How does Data Deduplication differ from Single Instance Store?
Single Instance Store, or SIS, is a technology that preceded Data Deduplication and was first introduced in Windows Storage Server 2008 R2. To optimize a volume, Single Instance Store identified files that were completely identical and replaced them with logical links to a single copy of a file that’s stored in the SIS common store. Unlike Single Instance Store, Data Deduplication can get space savings from files that are not identical but share many common patterns and from files that themselves contain many repeated patterns. Single Instance Store deprecated in Windows Server 2012 R2 and removed in Windows Server 2016 in favor of Data Deduplication.
I’m Convinced, Let’s Implement
Ultimately, here is the link to the script on GitHub. It has a $Remediate variable which set to $true or $false. For the ‘Detection’ part of the configuration item you will set $Remediate = $false, and for the ‘Remediation’ part of the configuration item you will set $Remediate = $true.
The goal of the script is to determine what drives on the system are being used for SCCM content, whether it is a PKG share or a Content Library. Once they identified a list of exclusion folders generated. Only the SMSPKGE$ (E being the drive letter) and SCCMContentLib folders are supported for deduplication with Configuration Manager. It will also ensure that ‘No_SMS_On_Drive.sms’ file does not exist on the drive, as these drives will be skipped.
With our ‘Inclusion’ folders identified for the drive we can generate what we will need for deduplication configuration, the exclusions list.
Now that the list generated we can set the configuration and we are all set!
$DedupVolume | Set-DedupVolume -ExcludeFolder $Excludes
The advantage of this being a baseline is that we can periodically check the configuration to automatically add or remove exclusions to the drive. And if new drives added to the server they will automatically configured for deduplication as well! No need to manually identify your content library drives and setup deduplication.
If you enable logging you will get a good summary of the detection and remediation that has happened as shown above.

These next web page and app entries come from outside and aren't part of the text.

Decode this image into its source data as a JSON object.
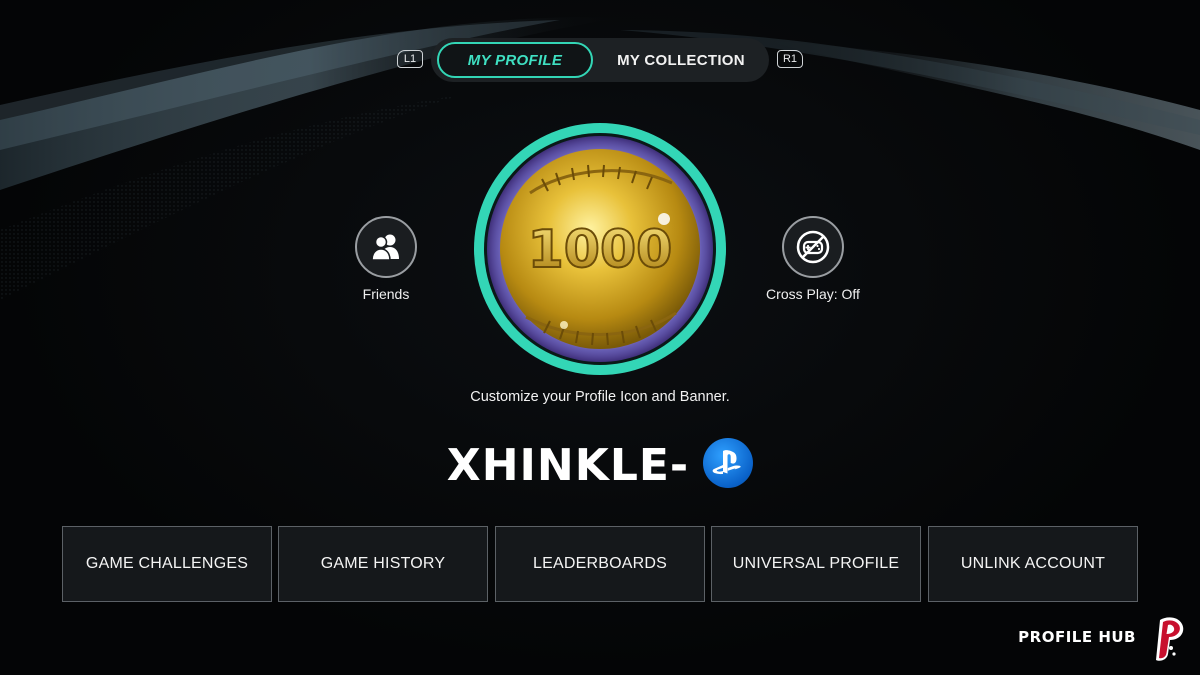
{
  "tabs": {
    "left_bumper": "L1",
    "right_bumper": "R1",
    "items": [
      {
        "label": "MY PROFILE",
        "active": true
      },
      {
        "label": "MY COLLECTION",
        "active": false
      }
    ]
  },
  "friends": {
    "label": "Friends",
    "icon": "friends-icon"
  },
  "cross_play": {
    "label": "Cross Play: Off",
    "icon": "cross-play-off-icon"
  },
  "badge": {
    "text": "1000",
    "ring_color": "#33d6b6"
  },
  "customize_text": "Customize your Profile Icon and Banner.",
  "username": "XHINKLE-",
  "platform_icon": "playstation-icon",
  "menu": [
    {
      "label": "GAME CHALLENGES"
    },
    {
      "label": "GAME HISTORY"
    },
    {
      "label": "LEADERBOARDS"
    },
    {
      "label": "UNIVERSAL PROFILE"
    },
    {
      "label": "UNLINK ACCOUNT"
    }
  ],
  "footer": {
    "title": "PROFILE HUB",
    "logo": "team-logo"
  },
  "colors": {
    "accent": "#33d6b6",
    "background": "#050608",
    "button_bg": "#15181b"
  }
}
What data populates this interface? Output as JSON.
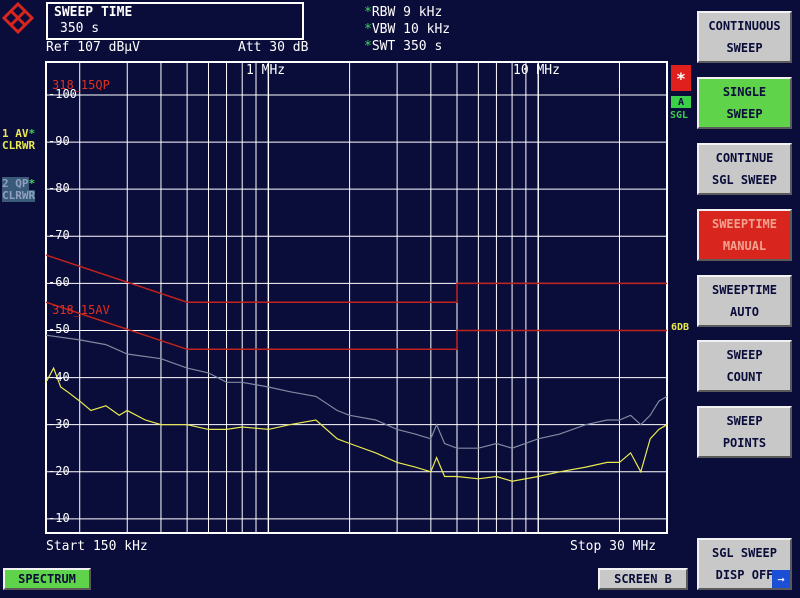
{
  "status": {
    "sweep_title": "SWEEP TIME",
    "sweep_value": "350 s",
    "ref": "Ref  107 dBµV",
    "att": "Att  30 dB"
  },
  "settings": [
    {
      "star": "*",
      "text": "RBW 9 kHz"
    },
    {
      "star": "*",
      "text": "VBW 10 kHz"
    },
    {
      "star": "*",
      "text": "SWT 350 s"
    }
  ],
  "traces_labels": {
    "t1_line1": "1 AV",
    "t1_line2": "CLRWR",
    "t2_line1": "2 QP",
    "t2_line2": "CLRWR",
    "t1_color": "#e8e850",
    "t2_color": "#7f8aa0"
  },
  "axis": {
    "x_marker_1": "1 MHz",
    "x_marker_2": "10 MHz",
    "start": "Start 150 kHz",
    "stop": "Stop 30 MHz",
    "y_ticks": [
      "100",
      "90",
      "80",
      "70",
      "60",
      "50",
      "40",
      "30",
      "20",
      "10"
    ]
  },
  "limits": {
    "qp_label": "318_15QP",
    "av_label": "318_15AV",
    "color": "#c0241c"
  },
  "indicators": {
    "alert": "*",
    "a": "A",
    "sgl": "SGL",
    "sixdb": "6DB"
  },
  "softkeys": [
    {
      "line1": "CONTINUOUS",
      "line2": "SWEEP",
      "state": "normal"
    },
    {
      "line1": "SINGLE",
      "line2": "SWEEP",
      "state": "active"
    },
    {
      "line1": "CONTINUE",
      "line2": "SGL SWEEP",
      "state": "normal"
    },
    {
      "line1": "SWEEPTIME",
      "line2": "MANUAL",
      "state": "selected"
    },
    {
      "line1": "SWEEPTIME",
      "line2": "AUTO",
      "state": "normal"
    },
    {
      "line1": "SWEEP",
      "line2": "COUNT",
      "state": "normal"
    },
    {
      "line1": "SWEEP",
      "line2": "POINTS",
      "state": "normal"
    },
    {
      "line1": "SGL SWEEP",
      "line2": "DISP OFF",
      "state": "normal"
    }
  ],
  "bottom": {
    "spectrum": "SPECTRUM",
    "screen_b": "SCREEN B"
  },
  "chart_data": {
    "type": "line",
    "x_scale": "log",
    "xlim_mhz": [
      0.15,
      30
    ],
    "ylim_dbuv": [
      7,
      107
    ],
    "grid": true,
    "series": [
      {
        "name": "1 AV",
        "color": "#e8e850",
        "x_mhz": [
          0.15,
          0.16,
          0.17,
          0.18,
          0.2,
          0.22,
          0.25,
          0.28,
          0.3,
          0.35,
          0.4,
          0.5,
          0.6,
          0.7,
          0.8,
          1.0,
          1.2,
          1.5,
          1.8,
          2.0,
          2.5,
          3.0,
          3.5,
          4.0,
          4.2,
          4.5,
          5.0,
          6.0,
          7.0,
          8.0,
          10.0,
          12.0,
          15.0,
          18.0,
          20.0,
          22.0,
          24.0,
          26.0,
          28.0,
          30.0
        ],
        "y_dbuv": [
          39,
          42,
          38,
          37,
          35,
          33,
          34,
          32,
          33,
          31,
          30,
          30,
          29,
          29,
          29.5,
          29,
          30,
          31,
          27,
          26,
          24,
          22,
          21,
          20,
          23,
          19,
          19,
          18.5,
          19,
          18,
          19,
          20,
          21,
          22,
          22,
          24,
          20,
          27,
          29,
          30
        ]
      },
      {
        "name": "2 QP",
        "color": "#7f8aa0",
        "x_mhz": [
          0.15,
          0.2,
          0.25,
          0.3,
          0.4,
          0.5,
          0.6,
          0.7,
          0.8,
          1.0,
          1.2,
          1.5,
          1.8,
          2.0,
          2.5,
          3.0,
          3.5,
          4.0,
          4.2,
          4.5,
          5.0,
          6.0,
          7.0,
          8.0,
          10.0,
          12.0,
          15.0,
          18.0,
          20.0,
          22.0,
          24.0,
          26.0,
          28.0,
          30.0
        ],
        "y_dbuv": [
          49,
          48,
          47,
          45,
          44,
          42,
          41,
          39,
          39,
          38,
          37,
          36,
          33,
          32,
          31,
          29,
          28,
          27,
          30,
          26,
          25,
          25,
          26,
          25,
          27,
          28,
          30,
          31,
          31,
          32,
          30,
          32,
          35,
          36
        ]
      }
    ],
    "limit_lines": [
      {
        "name": "318_15QP",
        "color": "#c0241c",
        "x_mhz": [
          0.15,
          0.5,
          5.0,
          5.0,
          30.0
        ],
        "y_dbuv": [
          66,
          56,
          56,
          60,
          60
        ]
      },
      {
        "name": "318_15AV",
        "color": "#c0241c",
        "x_mhz": [
          0.15,
          0.5,
          5.0,
          5.0,
          30.0
        ],
        "y_dbuv": [
          56,
          46,
          46,
          50,
          50
        ]
      }
    ]
  }
}
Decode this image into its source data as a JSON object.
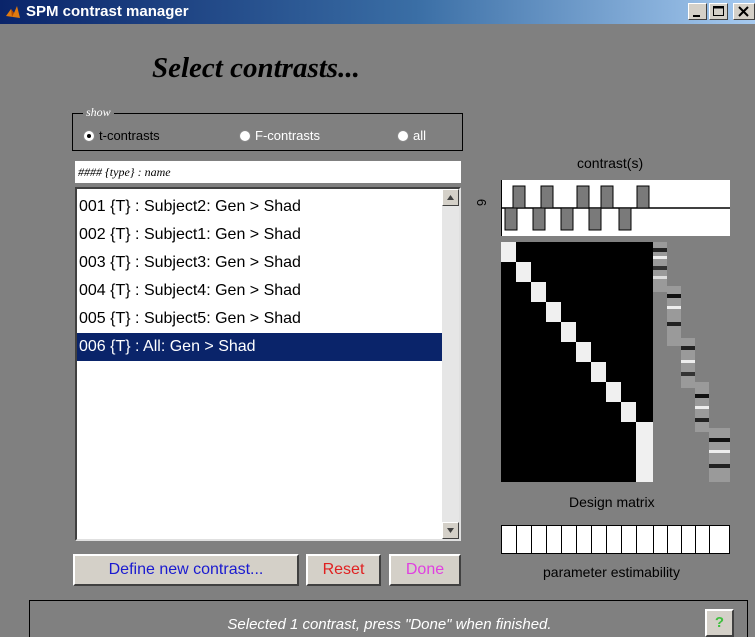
{
  "window": {
    "title": "SPM contrast manager",
    "app_icon": "matlab-icon",
    "controls": [
      "minimize-icon",
      "maximize-icon",
      "close-icon"
    ]
  },
  "heading": "Select contrasts...",
  "show_group": {
    "legend": "show",
    "options": [
      {
        "label": "t-contrasts",
        "selected": true
      },
      {
        "label": "F-contrasts",
        "selected": false
      },
      {
        "label": "all",
        "selected": false
      }
    ]
  },
  "list": {
    "header": "#### {type} : name",
    "items": [
      "001 {T} : Subject2: Gen > Shad",
      "002 {T} : Subject1: Gen > Shad",
      "003 {T} : Subject3: Gen > Shad",
      "004 {T} : Subject4: Gen > Shad",
      "005 {T} : Subject5: Gen > Shad",
      "006 {T} : All: Gen > Shad"
    ],
    "selected_index": 5
  },
  "buttons": {
    "define": "Define new contrast...",
    "reset": "Reset",
    "done": "Done"
  },
  "right_panel": {
    "contrast_label": "contrast(s)",
    "contrast_number": "6",
    "design_label": "Design matrix",
    "estimability_label": "parameter estimability"
  },
  "status": {
    "text": "Selected 1 contrast, press \"Done\" when finished.",
    "help": "?"
  },
  "colors": {
    "panel": "#808080",
    "selection": "#0a246a",
    "define_text": "#1a1ad0",
    "reset_text": "#e02020",
    "done_text": "#e040e0",
    "help_text": "#3fbf3f"
  }
}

There is a bit more to the script, such as enabling dedup on the drive if disabled. But the highlights above show some of the key components. You can also configure a few things. Such as the MinimumFileAgeDays and logging in the variables region at the top of the script. If you know you have additional folders that support deduplication, the script has a variable to store a CSV name in. Folder names found in that CSV are added for deduplication on the respective volume.
The script is available here. I would recommend setting this up as a Configuration Item. So that it can continually monitor and configure deduplication for you on your distribution points. The scripts will return a boolean $true / $false to allow for proper baseline compliance reporting. You will also need to make sure you have the deduplication windows feature enabled. This is an easy to create baseline that you could setup alongside this.
The GitHub has a CAB file as well. This is an exported baseline that contains the script being used in a CI. As well as an additional CI for installing the FS-Data-Deduplication Windows feature. You should be able to export this and use it in your environment. Keep in mind that enabling deduplication on a server does require a reboot, and I am not forcing it with the CI.
If you have any questions, run into any issues. Or need some help implementing feel free to hit me up on Twitter!